Büurger, G. 1929 Adolph Wagner als Statistiker. Deut-sches statistisches Zentralblatt Supplement no. 11.
Clark, Evalyn A. 1940 Adolph Wagner: From National Economist to National Socialist. Political Science Quarterly 55:398-411.
Meitzel, C. 1928 Adolph Wagner. Volume 7, pages 876-879 in Handwörterbuch der Staatswissenschaften. 4th ed. Jena: Fischer. → Contains a complete listing of Wagner’s books and articles.
Oppenheim, Heinrich B. 1872 Der Kathedersozialis-mus. Berlin: Privately printed.
Oppenheimer, Franz (1918) 1928 Adolph. Wagner. Volume 2, pages 302-314 in Franz Oppenheimer, Gesammelte Reden und Aufsdtze. Munich: Hueber.
Rendu, Andre 1910 La loi de Wagner et Vaccroissement des depenses dans les budgets modernes. Paris: Rousseau.
Schneider, Walter 1923 Adolph Wagner’s Beziehungen zum Sozialismus. Dissertation, Univ. of Giessen.
Schöne, Erich 1923 Adolf Wagners Anschauungen iiber die Statistik.
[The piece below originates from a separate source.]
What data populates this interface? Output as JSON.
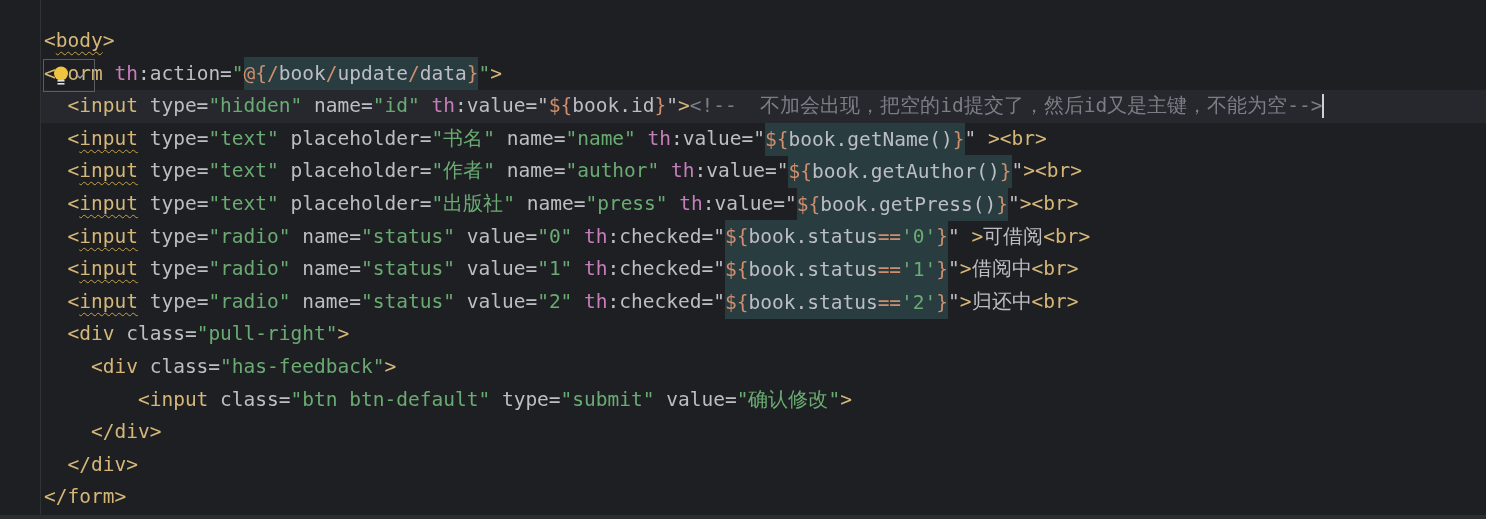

Dissertation, Univ. of Halle.
Schumacher, H. 1928 Adolph Wagner. Pages 173-193 in Deutsches biographisches Jahrbuch. Volume 2: 1917-1920. Berlin: Deutsche Verlagsanstalt.
Thier, Erich 1930 Rodbertus, Lassalle, Adolph Wagner: Era Beitrag zur Theorie und Geschichte des deutschen Staatssozialismus. Jena: Fischer.
Vleugels, W. 1935 Adolph Wagner: Gedenkworte zur hundertsten Wiederkehr des Geburtstages eines deutschen Sozialisten. Schmollers Jahrbuch für Gesetzgeb-ung, Verwaltung und Volkswirtschaft im Deutschen Reiche 59:129-141.